**Task brief:**
Your reply should be an exact copy of every entry, with the pictures removed.

**Study material:**
=== Section Start ===

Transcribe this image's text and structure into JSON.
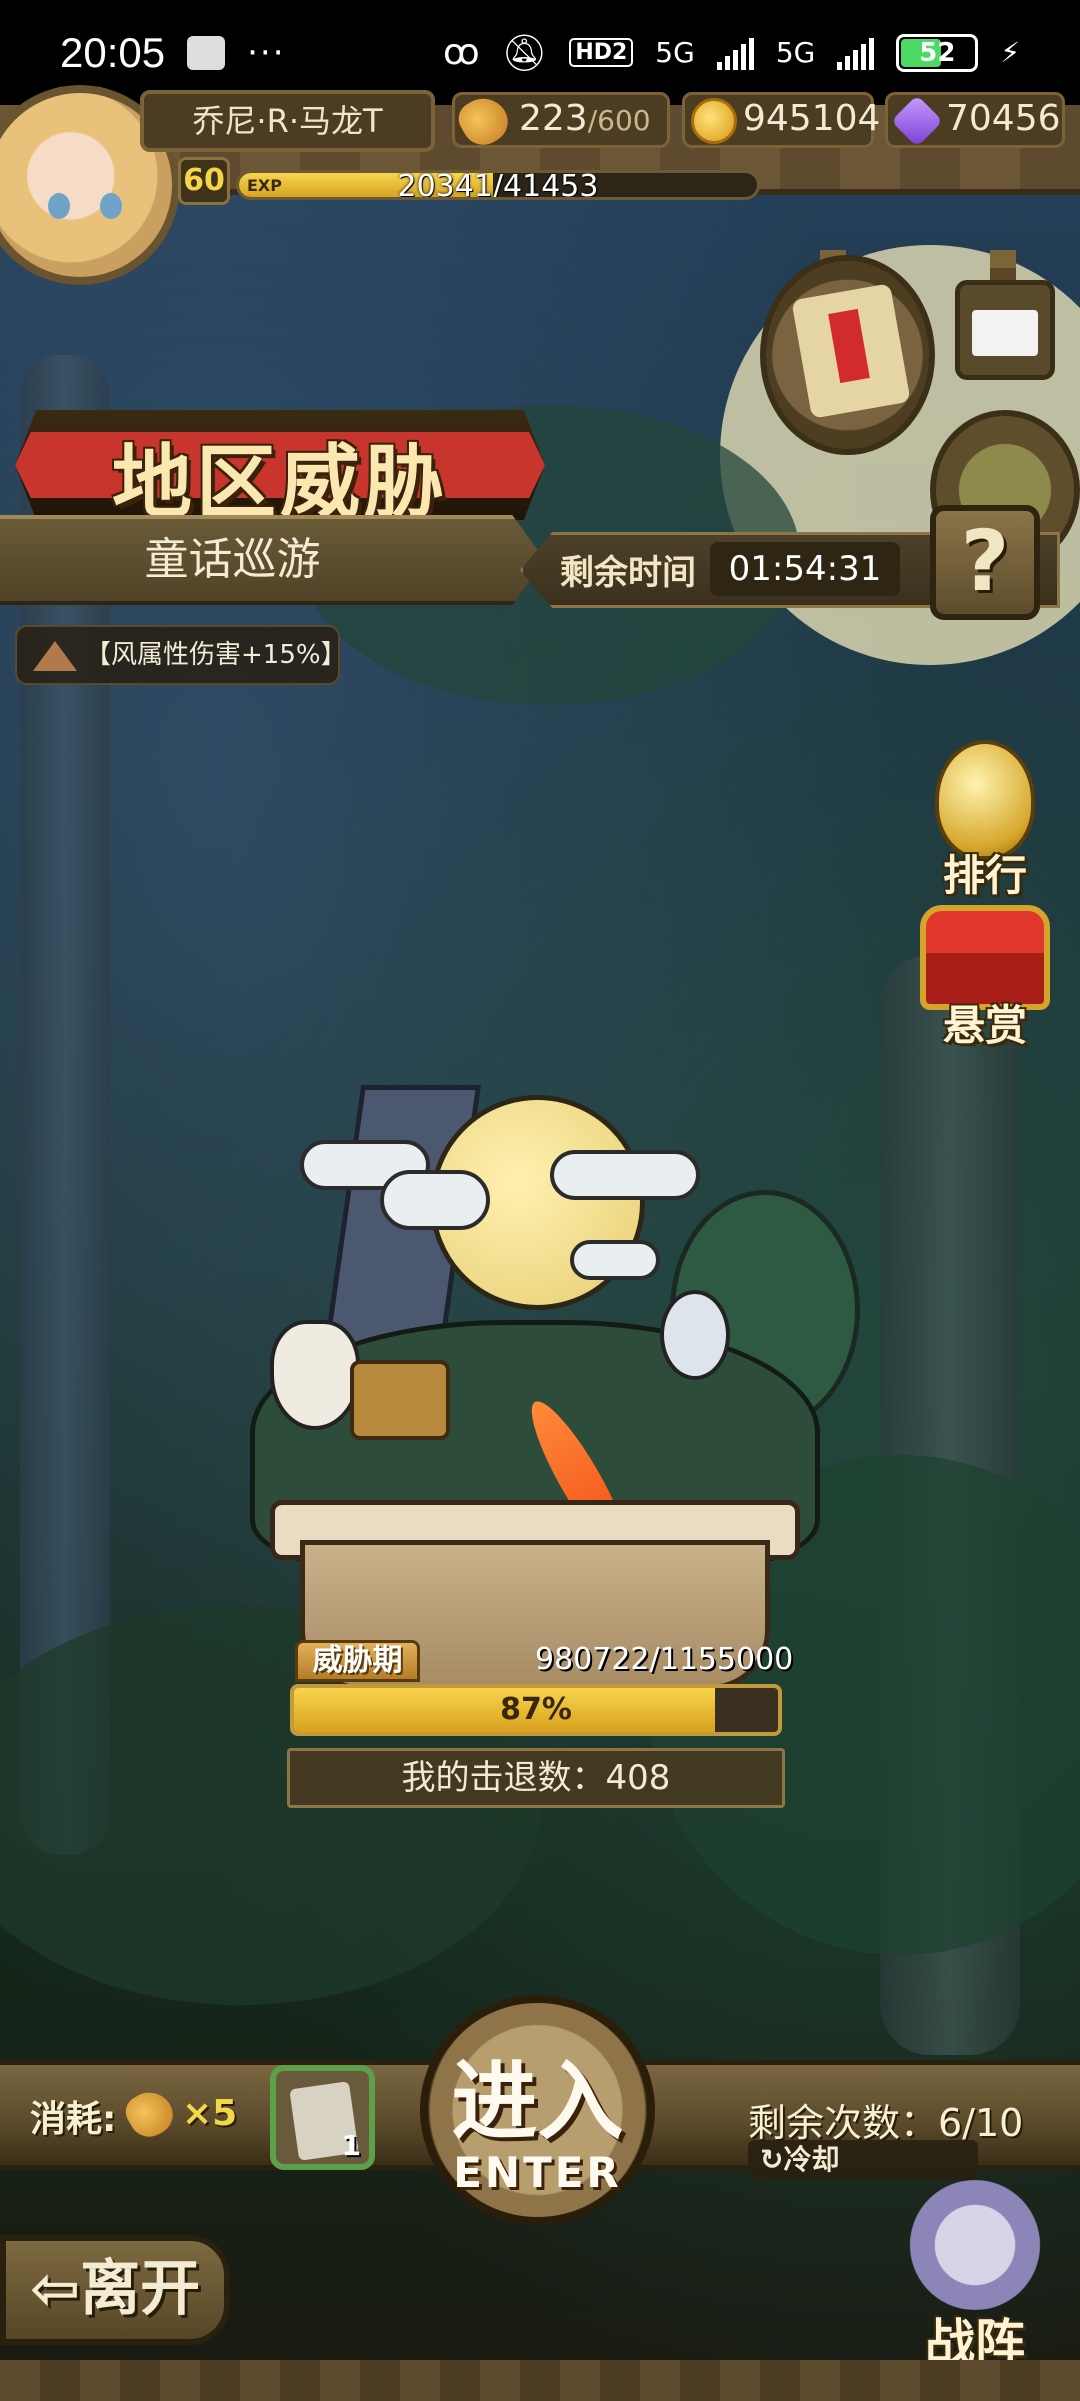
{
  "status_bar": {
    "time": "20:05",
    "dots": "···",
    "hd": "HD2",
    "net1": "5G",
    "net2": "5G",
    "battery": "52"
  },
  "player": {
    "name": "乔尼·R·马龙T",
    "level": "60",
    "exp_label": "EXP",
    "exp_text": "20341/41453",
    "exp_fraction": 0.49
  },
  "resources": {
    "stamina": "223",
    "stamina_max": "/600",
    "gold": "945104",
    "gems": "70456"
  },
  "event": {
    "title": "地区威胁",
    "region": "童话巡游",
    "time_label": "剩余时间",
    "time_value": "01:54:31",
    "help": "?",
    "buff": "【风属性伤害+15%】"
  },
  "side_menu": {
    "ranking": "排行",
    "reward": "悬赏"
  },
  "threat": {
    "tag": "威胁期",
    "value": "980722/1155000",
    "percent_label": "87%",
    "fraction": 0.87,
    "kills": "我的击退数：408"
  },
  "bottom": {
    "cost_label": "消耗:",
    "cost_value": "×5",
    "ticket_count": "1",
    "enter_cn": "进入",
    "enter_en": "ENTER",
    "remaining": "剩余次数：6/10",
    "cooldown": "↻冷却",
    "leave": "⇦离开",
    "formation": "战阵"
  }
}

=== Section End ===

**Task answer:**
Transcribe this image's text and structure into JSON.
{
  "status_bar": {
    "time": "20:05",
    "dots": "···",
    "hd": "HD2",
    "net1": "5G",
    "net2": "5G",
    "battery": "52"
  },
  "player": {
    "name": "乔尼·R·马龙T",
    "level": "60",
    "exp_label": "EXP",
    "exp_text": "20341/41453",
    "exp_fraction": 0.49
  },
  "resources": {
    "stamina": "223",
    "stamina_max": "/600",
    "gold": "945104",
    "gems": "70456"
  },
  "event": {
    "title": "地区威胁",
    "region": "童话巡游",
    "time_label": "剩余时间",
    "time_value": "01:54:31",
    "help": "?",
    "buff": "【风属性伤害+15%】"
  },
  "side_menu": {
    "ranking": "排行",
    "reward": "悬赏"
  },
  "threat": {
    "tag": "威胁期",
    "value": "980722/1155000",
    "percent_label": "87%",
    "fraction": 0.87,
    "kills": "我的击退数：408"
  },
  "bottom": {
    "cost_label": "消耗:",
    "cost_value": "×5",
    "ticket_count": "1",
    "enter_cn": "进入",
    "enter_en": "ENTER",
    "remaining": "剩余次数：6/10",
    "cooldown": "↻冷却",
    "leave": "⇦离开",
    "formation": "战阵"
  }
}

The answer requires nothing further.